Bloodborne Pathogens – Personal Protective Equipment (PPE)
General
Select PPE types and characteristics based on: • • The procedure(s) that will be performed, The type of exposure anticipated,

Eye and face protection
• Wear a surgical mask (unless respiratory protection is required, then substitute with required respirator) and safety glasses or a face shield where there is potential for splashing or spattering of blood or OPIM or for the generation of airborne particles from dried blood. • Wear a faceshield or splash-resistant goggles over eye glasses.

• The quantity of blood or other potentially infectious materials (OPIM) anticipated to be encountered, and • Other safety and health hazards that may pose a risk to personnel.

Foot protection
Wear rubber boots or appropriate shoe covers where there is potential for footwear to become grossly contaminated.

Body protection
• Wear impervious disposable gowns, aprons, jumpsuits, etc. that will prevent blood or OPIM from penetrating and contaminating the PPE’s inner surfaces and subsequently underlying clothing and skin. • Keep an extra change of work clothing on hand at all times.

Head protection
Wear head covers when contact with large quantities of blood or OPIM is anticipated.

Respiratory protection
Respiratory protection is not normally required unless the local medical authority deems it essential to protect personnel from biohazardous materials.

Hand protection
• Wear polyvinyl chloride (PVC) or vinyl gloves when handling human remains. • Wear structural fire-fighting gloves that meet the requirements of 29 CFR 1910.156, Fire Brigades, for situations where broken glass and sharp edges may be encountered, such as when extricating bodies from wreckages. • Select gloves that fit tightly around the wrists to prevent contamination of the hands for situations where large amounts of blood are likely to be encountered.

Other
Consider the need for other PPE, such as hardhats and safety shoes, when tasks involve recovery of human remains and personal effects from wreckage.

Industrial Hygiene Medical Safety Management DSN 584-2439 or Commercial 410-436-2439 U.S. Army Center for Health Promotiion and Preventive Medicine Aberdeen Proving Ground, MD 21010-5403

Repair and replacement
Supervisors must – • Provide all PPE that is expected to be needed. PPE must be - Readily accessible, - Appropirate for the specific tasks or procedures, - Available in the correct sizes, and - Durable under normal conditions of use. • Require all exposed personnel to use and wear appropirate PPE and to repair or replace PPE as needed to maintain its effectiveness. • Define work area boundaries and require personnel to remove PPE brefore leaving the work area. • Provide designated areas or containers for the storage of contaminated PPE. • Permit only trained personnel to handle contaminated PPE. Personnel must – • Remove PPE and underlying clothing immediately or as soon as possible when PPE is penetrated by blood or OPIM. • Repair or replace damaged PPE as needed to maintain its effectiveness. • Properly wear PPE.

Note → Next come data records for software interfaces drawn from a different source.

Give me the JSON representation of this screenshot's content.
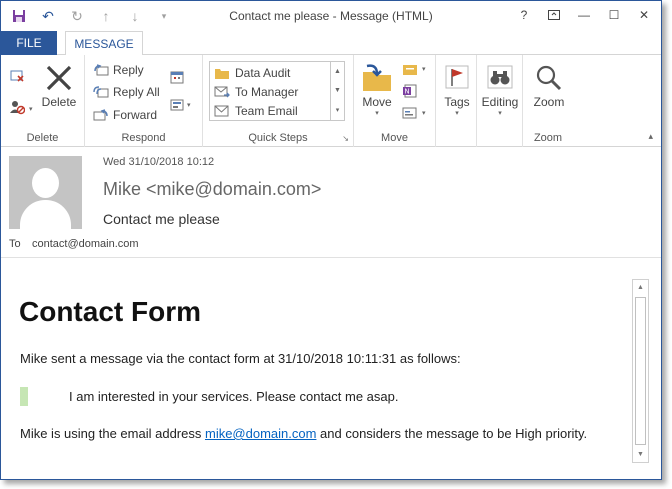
{
  "window": {
    "title": "Contact me please - Message (HTML)",
    "accent_color": "#2b579a"
  },
  "qat": {
    "icons": [
      "save-icon",
      "undo-icon",
      "redo-icon",
      "up-icon",
      "down-icon"
    ]
  },
  "window_controls": {
    "help": "?",
    "restore": "⧉",
    "minimize": "—",
    "maximize": "☐",
    "close": "✕"
  },
  "tabs": {
    "file": "FILE",
    "message": "MESSAGE"
  },
  "ribbon": {
    "delete_group": {
      "label": "Delete",
      "delete_button": "Delete"
    },
    "respond_group": {
      "label": "Respond",
      "reply": "Reply",
      "reply_all": "Reply All",
      "forward": "Forward"
    },
    "quick_steps_group": {
      "label": "Quick Steps",
      "items": [
        "Data Audit",
        "To Manager",
        "Team Email"
      ]
    },
    "move_group": {
      "label": "Move",
      "move_button": "Move"
    },
    "tags_group": {
      "tags_button": "Tags"
    },
    "editing_group": {
      "editing_button": "Editing"
    },
    "zoom_group": {
      "label": "Zoom",
      "zoom_button": "Zoom"
    }
  },
  "header": {
    "date": "Wed 31/10/2018 10:12",
    "from": "Mike <mike@domain.com>",
    "subject": "Contact me please",
    "to_label": "To",
    "to_value": "contact@domain.com"
  },
  "body": {
    "title": "Contact Form",
    "intro": "Mike sent a message via the contact form at 31/10/2018 10:11:31 as follows:",
    "quote": "I am interested in your services. Please contact me asap.",
    "p2_before": "Mike is using the email address ",
    "p2_link": "mike@domain.com",
    "p2_after": " and considers the message to be High priority."
  }
}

Personal pretective equipment program
Organizations must develop and implement a PPE program that meets the requirements specified in 29 CFR 1910.132. The program must contain provisions for: • Identifying and evaluating hazards in the workplace that call for the use of PPE, • Selecting and maintaining PPE, and

• Training personnel in the use, wear, limitations, proper care, maintenance, and disposal of PPE; the methods for decontaminating reusable PPE; how to obtain replacement PPE; and how to remove contaminated PPE to avoid contact with skin and underlying clothing.

Respiratory protection program
When personnel are required to wear respirators, organizations must comply with 29 CFR 1910.134, Respiratory Protection. These requirements include the development and implementation of a respiratory protection program that includes • Written standing operating procedures for respirator selection and use, • Respirator selection based on the type and degree of hazard, • • • • Employee training, Regular cleaning and disinfection of respirators, Proper storage of respirators, Respirator inspection,

• Surveillance of work conditions and the degree of exposure, • • Program evaluation, and Employee medical qualifications for respirator use.

For further details, see USACHPPM TG 190 and AR 11-34.